Most of us who read Mitford in the Sixties and Seventies will have tried to convey our love to our children: in my case, one rationalist daughter was aghast at the privilege she saw stamped all over the novels, while another – a fantasist fabulist – loved them for their romance, their spikiness, their wit, the vivid accuracy of their portrayal of life in a large family.
But now, with the Mortimer adaptation, a pretty, occasionally gorgeous, modish mash-up of The Royal Tenenbaums and Fleabag, plus a dash of Sapphic writhing with a gloss of World of Interiors (it’s never a good sign if you spend the first episode imagining how they pitched the dramatisation to the BBC) all that subtlety is erased. Gone with it is the possibility of persuading anyone of the next generation to find Nancy Mitford anything but mystifying.

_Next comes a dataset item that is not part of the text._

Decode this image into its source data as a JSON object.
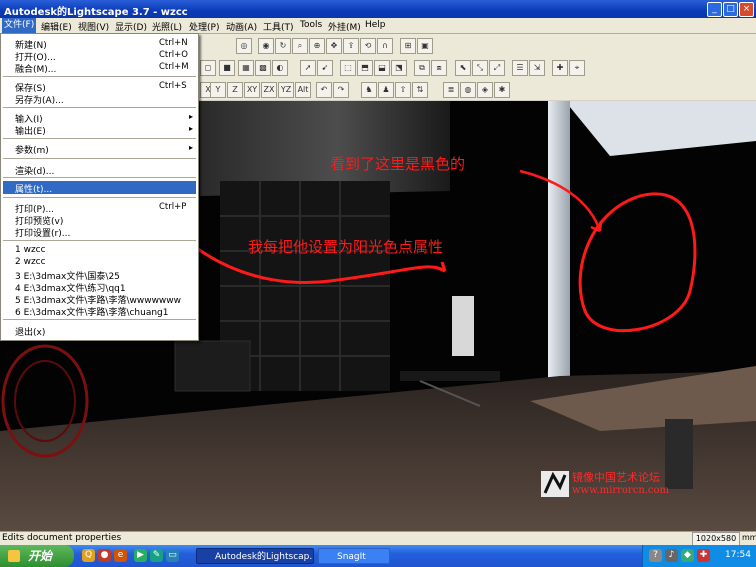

Why should they admire a roaring Uncle Matthew shrieking about Huns and Dagoes (this nose-thumbing at cancel culture, presumably, to ensure a half-good review in the libertarian press) and creepily thrashing in incestuous rage at the thought of his daughter marrying?
Why should they even be interested? Or perhaps (it wouldn’t be the first time) I’m barking up the wrong tree and it’s not the liberal elitists but the old Etonians commissioning this stuff, and it’s all a conspiracy to keep us in our proper place, gazing lovingly at National Trust properties every Sunday. My answer, always, is to reread the book and then decide. Meanwhile, the rationalist daughter seems to have found a copy of Nancy Mitford’s biography of Madame de Pompadour in a charity shop, so perhaps all is not lost, after all.
“Love in a Cold Climate” and “Pursuit of Love”, all episodes now available on BBC iPlayer
Christobel Kent is a Gold Dagger-nominated author. She has lived in Essex, Modena, Florence and Cambridge and has written seventeen novels, ten of which are set in Italy. Her latest novel The Widower came out in May